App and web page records
************

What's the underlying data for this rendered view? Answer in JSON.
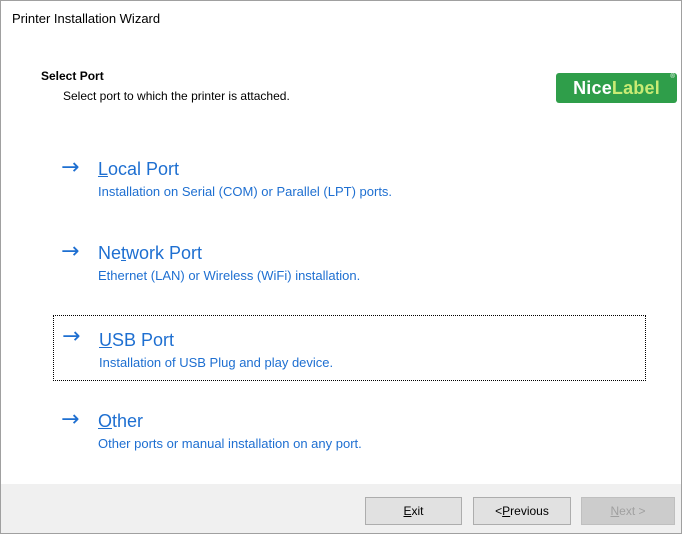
{
  "window": {
    "title": "Printer Installation Wizard"
  },
  "header": {
    "title": "Select Port",
    "subtitle": "Select port to which the printer is attached.",
    "logo": {
      "part1": "Nice",
      "part2": "Label",
      "mark": "®"
    }
  },
  "options": [
    {
      "icon": "arrow-right-icon",
      "arrow": "→",
      "accel": "L",
      "title_rest": "ocal Port",
      "description": "Installation on Serial (COM) or Parallel (LPT) ports.",
      "focused": false
    },
    {
      "icon": "arrow-right-icon",
      "arrow": "→",
      "title_pre": "Ne",
      "accel": "t",
      "title_rest": "work Port",
      "description": "Ethernet (LAN) or Wireless (WiFi) installation.",
      "focused": false
    },
    {
      "icon": "arrow-right-icon",
      "arrow": "→",
      "accel": "U",
      "title_rest": "SB Port",
      "description": "Installation of USB Plug and play device.",
      "focused": true
    },
    {
      "icon": "arrow-right-icon",
      "arrow": "→",
      "accel": "O",
      "title_rest": "ther",
      "description": "Other ports or manual installation on any port.",
      "focused": false
    }
  ],
  "footer": {
    "exit": {
      "accel": "E",
      "rest": "xit"
    },
    "previous": {
      "pre": "< ",
      "accel": "P",
      "rest": "revious"
    },
    "next": {
      "accel": "N",
      "rest": "ext >",
      "disabled": true
    }
  },
  "colors": {
    "link_blue": "#1e6fd1",
    "logo_green": "#2f9e4a",
    "logo_accent": "#c9eb74",
    "footer_bg": "#f0f0f0"
  }
}
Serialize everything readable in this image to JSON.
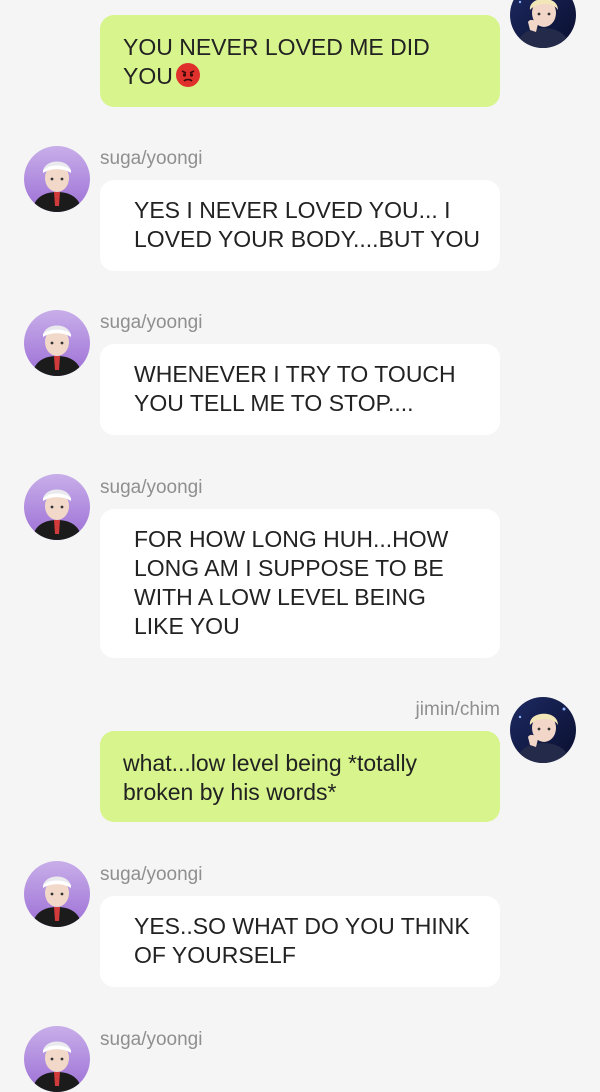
{
  "contacts": {
    "suga": {
      "name": "suga/yoongi"
    },
    "jimin": {
      "name": "jimin/chim"
    }
  },
  "messages": [
    {
      "from": "jimin",
      "text": "YOU NEVER LOVED ME DID YOU",
      "emoji": "pouting-face-emoji"
    },
    {
      "from": "suga",
      "text": "YES I NEVER LOVED YOU... I LOVED YOUR BODY....BUT YOU"
    },
    {
      "from": "suga",
      "text": "WHENEVER I TRY TO TOUCH YOU TELL ME TO STOP...."
    },
    {
      "from": "suga",
      "text": "FOR HOW LONG HUH...HOW LONG AM I SUPPOSE TO BE WITH A LOW LEVEL BEING LIKE YOU"
    },
    {
      "from": "jimin",
      "text": "what...low level being *totally broken by his words*"
    },
    {
      "from": "suga",
      "text": "YES..SO WHAT DO YOU THINK OF YOURSELF"
    },
    {
      "from": "suga",
      "text": ""
    }
  ],
  "colors": {
    "background": "#f5f5f5",
    "incoming_bubble": "#ffffff",
    "outgoing_bubble": "#d7f58c",
    "name_text": "#8f8f8f"
  }
}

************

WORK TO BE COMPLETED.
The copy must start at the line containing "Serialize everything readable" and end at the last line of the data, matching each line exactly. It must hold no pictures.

EXPECTED ANSWER.
Serialize everything readable in this image to JSON.
{
  "contacts": {
    "suga": {
      "name": "suga/yoongi"
    },
    "jimin": {
      "name": "jimin/chim"
    }
  },
  "messages": [
    {
      "from": "jimin",
      "text": "YOU NEVER LOVED ME DID YOU",
      "emoji": "pouting-face-emoji"
    },
    {
      "from": "suga",
      "text": "YES I NEVER LOVED YOU... I LOVED YOUR BODY....BUT YOU"
    },
    {
      "from": "suga",
      "text": "WHENEVER I TRY TO TOUCH YOU TELL ME TO STOP...."
    },
    {
      "from": "suga",
      "text": "FOR HOW LONG HUH...HOW LONG AM I SUPPOSE TO BE WITH A LOW LEVEL BEING LIKE YOU"
    },
    {
      "from": "jimin",
      "text": "what...low level being *totally broken by his words*"
    },
    {
      "from": "suga",
      "text": "YES..SO WHAT DO YOU THINK OF YOURSELF"
    },
    {
      "from": "suga",
      "text": ""
    }
  ],
  "colors": {
    "background": "#f5f5f5",
    "incoming_bubble": "#ffffff",
    "outgoing_bubble": "#d7f58c",
    "name_text": "#8f8f8f"
  }
}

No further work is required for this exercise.